▸ **To do**
Show all lines from the material that carry the word "JSON".
↓↓↓
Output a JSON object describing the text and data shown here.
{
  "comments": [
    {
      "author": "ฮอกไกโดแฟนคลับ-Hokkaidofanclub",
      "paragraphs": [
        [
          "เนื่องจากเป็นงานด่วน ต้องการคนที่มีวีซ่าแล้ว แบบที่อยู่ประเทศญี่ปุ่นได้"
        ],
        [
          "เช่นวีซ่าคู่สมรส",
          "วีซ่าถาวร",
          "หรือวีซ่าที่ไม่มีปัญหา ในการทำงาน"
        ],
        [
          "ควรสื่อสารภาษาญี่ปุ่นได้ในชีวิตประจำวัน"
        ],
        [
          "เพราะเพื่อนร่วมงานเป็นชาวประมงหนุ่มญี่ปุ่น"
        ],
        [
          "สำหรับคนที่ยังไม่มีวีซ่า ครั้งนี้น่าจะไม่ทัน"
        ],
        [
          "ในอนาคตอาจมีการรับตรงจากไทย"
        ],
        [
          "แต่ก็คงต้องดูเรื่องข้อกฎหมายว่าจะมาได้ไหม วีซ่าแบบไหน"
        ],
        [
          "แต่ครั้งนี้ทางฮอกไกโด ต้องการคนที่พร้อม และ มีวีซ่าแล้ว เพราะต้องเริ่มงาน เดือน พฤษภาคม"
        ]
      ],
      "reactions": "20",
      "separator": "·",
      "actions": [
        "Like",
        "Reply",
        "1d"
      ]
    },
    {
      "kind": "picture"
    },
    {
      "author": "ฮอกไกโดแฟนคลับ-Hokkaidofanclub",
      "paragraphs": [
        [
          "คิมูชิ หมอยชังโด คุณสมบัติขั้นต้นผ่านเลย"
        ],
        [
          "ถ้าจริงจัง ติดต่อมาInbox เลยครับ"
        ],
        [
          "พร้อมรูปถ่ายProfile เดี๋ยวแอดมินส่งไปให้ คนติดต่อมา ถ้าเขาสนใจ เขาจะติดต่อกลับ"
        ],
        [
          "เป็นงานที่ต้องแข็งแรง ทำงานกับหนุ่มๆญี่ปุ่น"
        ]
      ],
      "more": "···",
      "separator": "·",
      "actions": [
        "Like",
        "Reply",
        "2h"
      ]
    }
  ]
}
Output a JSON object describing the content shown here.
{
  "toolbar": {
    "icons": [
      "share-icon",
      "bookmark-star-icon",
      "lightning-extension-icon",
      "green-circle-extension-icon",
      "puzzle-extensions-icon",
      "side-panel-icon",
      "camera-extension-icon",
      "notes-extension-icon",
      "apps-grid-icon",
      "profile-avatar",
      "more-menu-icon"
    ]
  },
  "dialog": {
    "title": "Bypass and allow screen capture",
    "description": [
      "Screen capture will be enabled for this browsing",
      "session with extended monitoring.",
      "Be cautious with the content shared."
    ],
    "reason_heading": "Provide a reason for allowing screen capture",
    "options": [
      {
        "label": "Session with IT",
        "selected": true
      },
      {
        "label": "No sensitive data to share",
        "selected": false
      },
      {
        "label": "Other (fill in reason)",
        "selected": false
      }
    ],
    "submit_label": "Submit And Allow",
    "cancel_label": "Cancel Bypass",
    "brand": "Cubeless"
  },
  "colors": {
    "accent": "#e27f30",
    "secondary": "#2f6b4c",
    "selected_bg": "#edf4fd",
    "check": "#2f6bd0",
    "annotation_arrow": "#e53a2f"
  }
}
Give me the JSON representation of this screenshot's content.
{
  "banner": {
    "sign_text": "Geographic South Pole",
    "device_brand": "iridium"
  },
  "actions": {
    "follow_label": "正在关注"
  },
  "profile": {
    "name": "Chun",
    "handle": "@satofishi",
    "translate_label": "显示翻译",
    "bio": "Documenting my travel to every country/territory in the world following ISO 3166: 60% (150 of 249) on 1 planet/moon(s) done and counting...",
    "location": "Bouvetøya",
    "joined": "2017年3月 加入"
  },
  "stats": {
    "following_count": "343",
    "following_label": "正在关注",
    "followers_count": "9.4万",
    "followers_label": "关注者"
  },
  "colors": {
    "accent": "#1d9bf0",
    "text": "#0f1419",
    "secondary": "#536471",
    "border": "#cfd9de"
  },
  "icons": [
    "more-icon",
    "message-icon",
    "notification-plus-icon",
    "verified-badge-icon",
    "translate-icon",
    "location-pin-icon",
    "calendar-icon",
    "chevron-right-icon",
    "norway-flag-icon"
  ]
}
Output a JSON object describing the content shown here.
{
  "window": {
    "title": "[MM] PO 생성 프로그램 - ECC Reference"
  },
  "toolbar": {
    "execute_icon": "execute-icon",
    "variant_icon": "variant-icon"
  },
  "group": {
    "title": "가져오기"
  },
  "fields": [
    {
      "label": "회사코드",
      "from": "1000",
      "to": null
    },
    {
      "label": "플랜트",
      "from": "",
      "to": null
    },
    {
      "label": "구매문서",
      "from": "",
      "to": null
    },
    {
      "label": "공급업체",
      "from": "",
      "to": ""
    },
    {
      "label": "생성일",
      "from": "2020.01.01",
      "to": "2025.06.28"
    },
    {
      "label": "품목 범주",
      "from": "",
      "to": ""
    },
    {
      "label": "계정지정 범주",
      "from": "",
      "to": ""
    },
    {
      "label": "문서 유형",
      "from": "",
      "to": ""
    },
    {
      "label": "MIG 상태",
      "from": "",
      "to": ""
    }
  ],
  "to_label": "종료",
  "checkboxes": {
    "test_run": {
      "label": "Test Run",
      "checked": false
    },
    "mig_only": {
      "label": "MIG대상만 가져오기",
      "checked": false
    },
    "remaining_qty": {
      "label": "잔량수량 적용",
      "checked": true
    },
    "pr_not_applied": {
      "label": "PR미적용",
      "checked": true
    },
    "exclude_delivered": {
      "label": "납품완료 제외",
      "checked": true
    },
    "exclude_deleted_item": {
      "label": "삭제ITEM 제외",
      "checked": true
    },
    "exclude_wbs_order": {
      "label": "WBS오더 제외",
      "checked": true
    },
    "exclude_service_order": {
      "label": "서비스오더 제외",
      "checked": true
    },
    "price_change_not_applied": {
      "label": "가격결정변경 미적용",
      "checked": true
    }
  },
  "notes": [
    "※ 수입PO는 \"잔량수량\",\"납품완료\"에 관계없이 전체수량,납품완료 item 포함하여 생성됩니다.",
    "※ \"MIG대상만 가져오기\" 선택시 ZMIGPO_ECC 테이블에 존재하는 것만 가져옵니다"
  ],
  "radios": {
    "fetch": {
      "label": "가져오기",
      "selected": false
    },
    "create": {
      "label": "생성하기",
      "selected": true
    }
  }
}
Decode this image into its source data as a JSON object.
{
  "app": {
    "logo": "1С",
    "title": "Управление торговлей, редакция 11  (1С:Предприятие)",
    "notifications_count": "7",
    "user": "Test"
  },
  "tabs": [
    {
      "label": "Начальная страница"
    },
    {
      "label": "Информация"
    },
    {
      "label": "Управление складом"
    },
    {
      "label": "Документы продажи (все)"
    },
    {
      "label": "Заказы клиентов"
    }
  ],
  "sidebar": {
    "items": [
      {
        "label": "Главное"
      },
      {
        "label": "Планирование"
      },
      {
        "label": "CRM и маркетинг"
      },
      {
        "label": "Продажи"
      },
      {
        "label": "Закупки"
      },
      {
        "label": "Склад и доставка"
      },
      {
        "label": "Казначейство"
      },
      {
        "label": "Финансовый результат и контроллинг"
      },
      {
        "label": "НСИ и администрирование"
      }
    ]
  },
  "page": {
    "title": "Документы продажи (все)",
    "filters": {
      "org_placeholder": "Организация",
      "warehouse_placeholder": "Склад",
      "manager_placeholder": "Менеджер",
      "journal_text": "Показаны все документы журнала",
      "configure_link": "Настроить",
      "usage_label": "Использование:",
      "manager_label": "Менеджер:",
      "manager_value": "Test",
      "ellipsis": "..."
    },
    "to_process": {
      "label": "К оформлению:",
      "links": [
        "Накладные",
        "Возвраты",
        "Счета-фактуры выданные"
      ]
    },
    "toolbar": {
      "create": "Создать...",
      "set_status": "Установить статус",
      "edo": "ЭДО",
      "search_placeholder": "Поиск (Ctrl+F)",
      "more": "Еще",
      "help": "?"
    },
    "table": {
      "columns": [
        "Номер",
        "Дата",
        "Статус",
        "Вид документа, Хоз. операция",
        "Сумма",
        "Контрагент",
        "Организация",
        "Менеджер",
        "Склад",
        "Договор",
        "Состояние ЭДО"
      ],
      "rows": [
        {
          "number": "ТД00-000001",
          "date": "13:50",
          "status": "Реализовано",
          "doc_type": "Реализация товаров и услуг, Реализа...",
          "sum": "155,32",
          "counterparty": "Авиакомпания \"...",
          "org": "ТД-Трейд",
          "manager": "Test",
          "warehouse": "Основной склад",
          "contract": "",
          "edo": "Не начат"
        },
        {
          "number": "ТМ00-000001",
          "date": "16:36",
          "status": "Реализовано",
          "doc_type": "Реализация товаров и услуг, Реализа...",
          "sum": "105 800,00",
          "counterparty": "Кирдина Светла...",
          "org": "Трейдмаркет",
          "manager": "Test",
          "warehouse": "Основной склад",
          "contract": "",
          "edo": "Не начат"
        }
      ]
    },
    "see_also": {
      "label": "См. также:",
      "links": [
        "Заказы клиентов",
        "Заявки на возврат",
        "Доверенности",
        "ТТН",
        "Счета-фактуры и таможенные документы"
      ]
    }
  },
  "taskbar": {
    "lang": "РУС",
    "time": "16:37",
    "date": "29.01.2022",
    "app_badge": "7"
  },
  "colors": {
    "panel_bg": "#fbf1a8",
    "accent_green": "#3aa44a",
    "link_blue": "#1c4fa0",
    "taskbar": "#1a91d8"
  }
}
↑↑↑
▸ **Solved problem**
Output a JSON object describing the text and data shown here.
Output a JSON object describing the content shown here.
Give me the JSON representation of this screenshot's content.
Output a JSON object describing the content shown here.
Decode this image into its source data as a JSON object.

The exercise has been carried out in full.